EXERCISE BRIEF> Examine the records and identify each line that includes the string "this". Copy those lines.

INFORMATION SUPPLIED>

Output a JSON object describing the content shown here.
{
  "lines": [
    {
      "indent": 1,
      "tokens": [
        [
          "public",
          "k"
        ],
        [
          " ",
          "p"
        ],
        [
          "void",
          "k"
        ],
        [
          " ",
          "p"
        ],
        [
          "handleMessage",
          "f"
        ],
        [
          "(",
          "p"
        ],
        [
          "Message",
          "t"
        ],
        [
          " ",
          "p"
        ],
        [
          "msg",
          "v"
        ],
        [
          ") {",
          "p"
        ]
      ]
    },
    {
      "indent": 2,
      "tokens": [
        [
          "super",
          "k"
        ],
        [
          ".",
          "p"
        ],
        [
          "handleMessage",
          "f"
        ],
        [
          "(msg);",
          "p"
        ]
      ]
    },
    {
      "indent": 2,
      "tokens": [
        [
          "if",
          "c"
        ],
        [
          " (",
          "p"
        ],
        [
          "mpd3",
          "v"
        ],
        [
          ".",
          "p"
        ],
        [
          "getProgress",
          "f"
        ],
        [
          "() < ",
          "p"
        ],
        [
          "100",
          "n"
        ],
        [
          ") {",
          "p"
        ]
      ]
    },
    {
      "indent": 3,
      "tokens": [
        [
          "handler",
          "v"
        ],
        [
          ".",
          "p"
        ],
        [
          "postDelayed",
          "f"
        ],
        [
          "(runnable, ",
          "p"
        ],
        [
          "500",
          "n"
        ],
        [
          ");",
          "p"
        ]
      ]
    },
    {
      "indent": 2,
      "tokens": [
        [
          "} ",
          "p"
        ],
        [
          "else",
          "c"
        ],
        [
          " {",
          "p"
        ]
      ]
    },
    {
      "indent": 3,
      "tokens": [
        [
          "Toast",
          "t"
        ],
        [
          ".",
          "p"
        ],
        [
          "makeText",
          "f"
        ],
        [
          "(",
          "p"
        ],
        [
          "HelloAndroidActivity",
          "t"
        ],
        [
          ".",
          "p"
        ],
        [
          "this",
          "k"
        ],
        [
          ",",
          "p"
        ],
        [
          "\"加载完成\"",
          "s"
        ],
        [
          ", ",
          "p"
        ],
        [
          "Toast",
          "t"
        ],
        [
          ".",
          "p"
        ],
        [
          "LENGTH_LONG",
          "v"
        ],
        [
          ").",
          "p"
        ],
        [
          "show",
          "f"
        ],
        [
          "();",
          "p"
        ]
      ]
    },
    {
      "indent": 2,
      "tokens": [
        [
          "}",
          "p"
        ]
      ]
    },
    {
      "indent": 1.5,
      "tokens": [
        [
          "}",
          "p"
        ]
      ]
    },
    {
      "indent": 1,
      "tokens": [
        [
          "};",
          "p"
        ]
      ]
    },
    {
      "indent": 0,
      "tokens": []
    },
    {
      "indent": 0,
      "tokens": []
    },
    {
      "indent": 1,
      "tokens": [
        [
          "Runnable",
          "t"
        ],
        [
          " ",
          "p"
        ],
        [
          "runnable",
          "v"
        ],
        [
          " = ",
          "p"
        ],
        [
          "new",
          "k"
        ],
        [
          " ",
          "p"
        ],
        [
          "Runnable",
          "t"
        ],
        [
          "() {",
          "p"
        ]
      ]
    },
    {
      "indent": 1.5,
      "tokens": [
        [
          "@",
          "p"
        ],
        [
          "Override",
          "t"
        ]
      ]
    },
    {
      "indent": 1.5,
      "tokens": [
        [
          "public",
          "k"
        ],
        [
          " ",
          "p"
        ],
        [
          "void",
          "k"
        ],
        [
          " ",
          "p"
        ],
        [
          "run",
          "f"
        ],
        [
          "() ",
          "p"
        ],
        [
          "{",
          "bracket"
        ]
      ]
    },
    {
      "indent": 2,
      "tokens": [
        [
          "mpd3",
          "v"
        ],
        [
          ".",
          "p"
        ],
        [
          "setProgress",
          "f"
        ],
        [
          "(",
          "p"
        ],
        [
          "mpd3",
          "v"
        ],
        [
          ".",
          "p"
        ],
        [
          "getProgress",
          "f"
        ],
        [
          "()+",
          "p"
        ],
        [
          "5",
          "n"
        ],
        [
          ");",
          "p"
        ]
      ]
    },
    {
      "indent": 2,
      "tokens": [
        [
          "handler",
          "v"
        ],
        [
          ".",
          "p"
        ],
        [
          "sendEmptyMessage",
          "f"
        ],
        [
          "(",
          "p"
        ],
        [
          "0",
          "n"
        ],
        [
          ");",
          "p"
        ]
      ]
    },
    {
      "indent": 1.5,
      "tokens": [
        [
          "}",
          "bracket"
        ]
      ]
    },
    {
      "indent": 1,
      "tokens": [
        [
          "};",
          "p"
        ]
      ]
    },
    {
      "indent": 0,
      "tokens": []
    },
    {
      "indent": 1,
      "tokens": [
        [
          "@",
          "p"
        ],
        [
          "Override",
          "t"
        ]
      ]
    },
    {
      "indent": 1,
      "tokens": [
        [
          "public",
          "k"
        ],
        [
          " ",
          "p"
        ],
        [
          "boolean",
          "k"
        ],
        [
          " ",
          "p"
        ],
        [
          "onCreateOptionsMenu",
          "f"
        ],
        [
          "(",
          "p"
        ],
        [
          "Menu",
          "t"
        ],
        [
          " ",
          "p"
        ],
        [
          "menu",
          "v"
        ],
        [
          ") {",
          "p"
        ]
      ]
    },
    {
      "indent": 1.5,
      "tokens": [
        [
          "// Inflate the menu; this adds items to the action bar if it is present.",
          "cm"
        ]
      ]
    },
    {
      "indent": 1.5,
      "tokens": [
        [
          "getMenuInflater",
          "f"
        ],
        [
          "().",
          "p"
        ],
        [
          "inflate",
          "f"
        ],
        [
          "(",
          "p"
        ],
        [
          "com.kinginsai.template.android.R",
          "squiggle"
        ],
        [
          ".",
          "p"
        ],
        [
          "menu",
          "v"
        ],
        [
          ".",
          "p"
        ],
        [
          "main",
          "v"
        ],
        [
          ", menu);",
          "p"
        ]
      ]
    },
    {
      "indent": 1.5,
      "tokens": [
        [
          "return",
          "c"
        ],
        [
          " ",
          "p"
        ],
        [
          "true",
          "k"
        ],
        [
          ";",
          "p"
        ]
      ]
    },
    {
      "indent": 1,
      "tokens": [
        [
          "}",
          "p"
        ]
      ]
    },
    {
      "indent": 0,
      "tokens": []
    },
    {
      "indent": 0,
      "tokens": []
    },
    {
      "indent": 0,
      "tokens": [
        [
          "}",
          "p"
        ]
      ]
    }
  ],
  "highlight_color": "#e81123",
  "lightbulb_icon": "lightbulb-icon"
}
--
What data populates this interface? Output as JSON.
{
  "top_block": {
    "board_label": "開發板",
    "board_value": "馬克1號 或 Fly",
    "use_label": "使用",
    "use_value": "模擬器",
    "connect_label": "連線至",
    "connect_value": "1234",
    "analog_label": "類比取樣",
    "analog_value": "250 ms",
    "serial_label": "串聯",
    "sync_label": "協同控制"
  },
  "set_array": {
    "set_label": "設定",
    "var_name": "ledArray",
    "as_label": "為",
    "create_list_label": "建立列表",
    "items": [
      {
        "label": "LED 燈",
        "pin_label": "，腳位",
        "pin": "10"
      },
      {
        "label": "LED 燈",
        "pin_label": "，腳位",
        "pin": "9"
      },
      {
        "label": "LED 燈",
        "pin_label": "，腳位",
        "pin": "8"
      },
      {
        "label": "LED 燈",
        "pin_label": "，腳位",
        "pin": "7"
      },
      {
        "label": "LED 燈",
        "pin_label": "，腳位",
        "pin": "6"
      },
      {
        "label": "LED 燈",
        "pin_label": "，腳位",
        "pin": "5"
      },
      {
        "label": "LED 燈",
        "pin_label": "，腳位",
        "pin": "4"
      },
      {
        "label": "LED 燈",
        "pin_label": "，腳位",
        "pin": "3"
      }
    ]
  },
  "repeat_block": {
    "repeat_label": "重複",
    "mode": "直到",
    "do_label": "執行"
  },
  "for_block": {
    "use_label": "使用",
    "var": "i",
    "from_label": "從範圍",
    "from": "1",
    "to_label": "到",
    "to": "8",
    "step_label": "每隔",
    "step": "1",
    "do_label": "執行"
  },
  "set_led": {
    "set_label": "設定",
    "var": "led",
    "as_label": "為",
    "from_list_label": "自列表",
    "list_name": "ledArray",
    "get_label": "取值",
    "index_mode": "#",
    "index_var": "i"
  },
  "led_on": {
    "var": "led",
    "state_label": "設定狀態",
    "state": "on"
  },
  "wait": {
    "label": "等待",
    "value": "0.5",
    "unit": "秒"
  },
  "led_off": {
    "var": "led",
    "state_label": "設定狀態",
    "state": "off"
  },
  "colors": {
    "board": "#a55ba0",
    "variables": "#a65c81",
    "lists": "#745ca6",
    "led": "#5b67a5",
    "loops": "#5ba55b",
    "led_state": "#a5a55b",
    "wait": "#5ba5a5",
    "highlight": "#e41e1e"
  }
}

WRITTEN REPLY>
          "this",
          "// Inflate the menu; this adds items to the action bar if it is present.",
What data populates this interface? Output as JSON.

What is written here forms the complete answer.